» **TASK INSTRUCTIONS**
Please repeat the records exactly, keeping the pictures out.

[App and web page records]
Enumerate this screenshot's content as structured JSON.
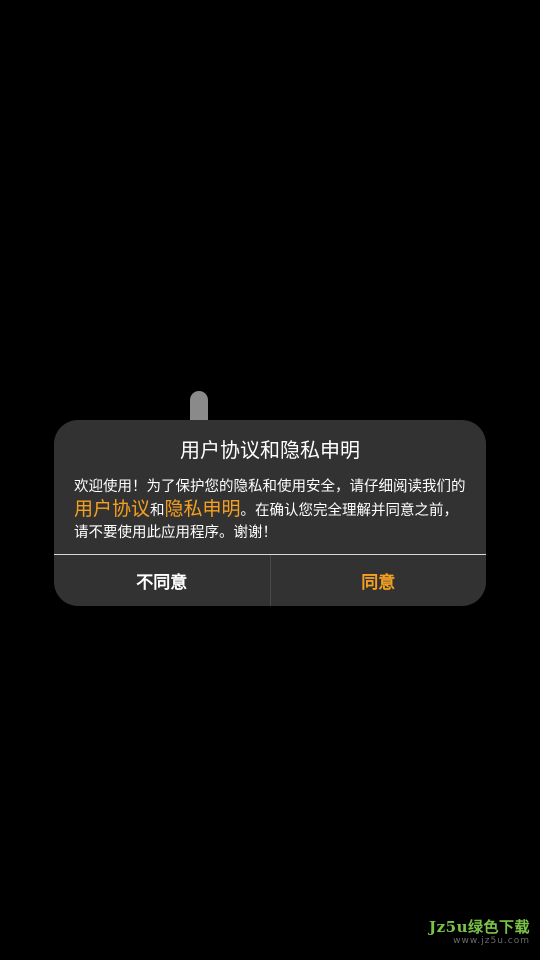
{
  "dialog": {
    "title": "用户协议和隐私申明",
    "body_prefix": "欢迎使用！为了保护您的隐私和使用安全，请仔细阅读我们的",
    "user_agreement_link": "用户协议",
    "body_and": "和",
    "privacy_link": "隐私申明",
    "body_suffix": "。在确认您完全理解并同意之前，请不要使用此应用程序。谢谢！",
    "disagree_label": "不同意",
    "agree_label": "同意"
  },
  "watermark": {
    "text": "Jz5u绿色下载",
    "url": "www.jz5u.com"
  },
  "colors": {
    "background": "#000000",
    "dialog": "#323232",
    "accent": "#f6a020"
  }
}
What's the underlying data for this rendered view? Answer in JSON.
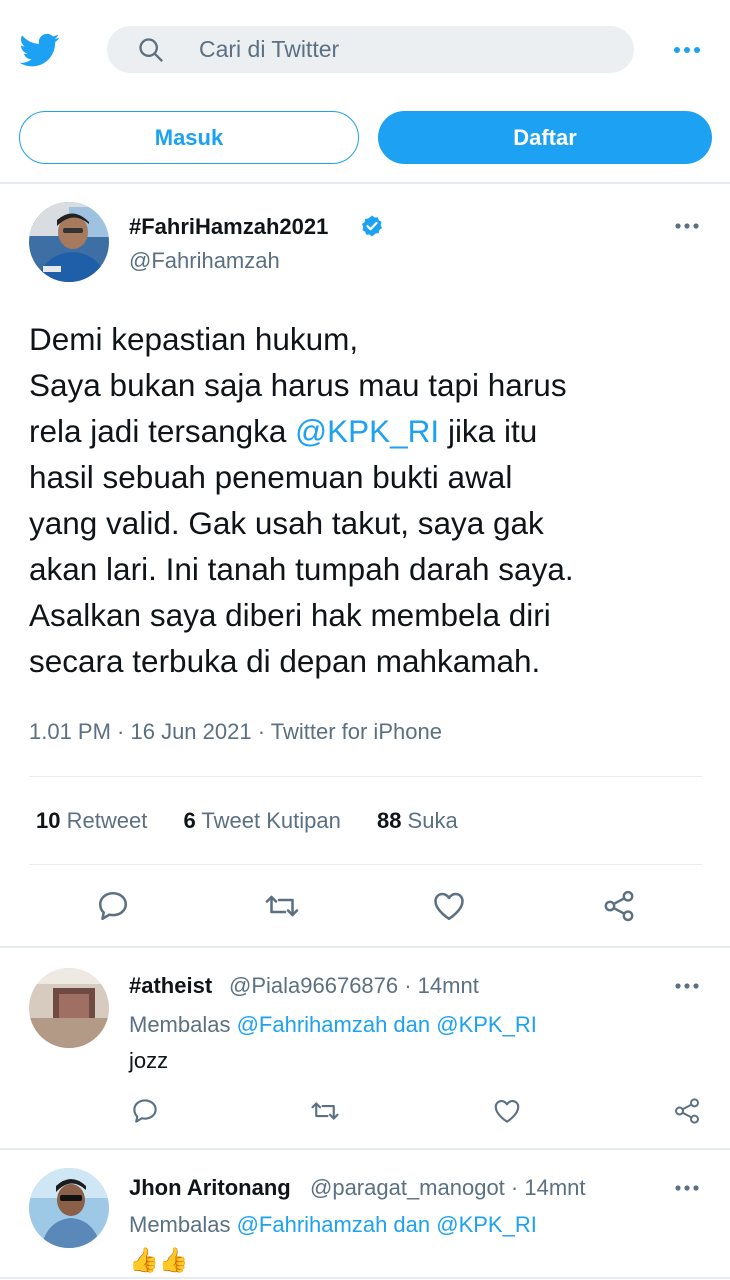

» **RESPONSE TO THE TASK**
Enumerate this screenshot's content as structured JSON.
{
  "dialog": {
    "title": "用户协议和隐私申明",
    "body_prefix": "欢迎使用！为了保护您的隐私和使用安全，请仔细阅读我们的",
    "user_agreement_link": "用户协议",
    "body_and": "和",
    "privacy_link": "隐私申明",
    "body_suffix": "。在确认您完全理解并同意之前，请不要使用此应用程序。谢谢！",
    "disagree_label": "不同意",
    "agree_label": "同意"
  },
  "watermark": {
    "text": "Jz5u绿色下载",
    "url": "www.jz5u.com"
  },
  "colors": {
    "background": "#000000",
    "dialog": "#323232",
    "accent": "#f6a020"
  }
}
What's the underlying data for this rendered view? Answer in JSON.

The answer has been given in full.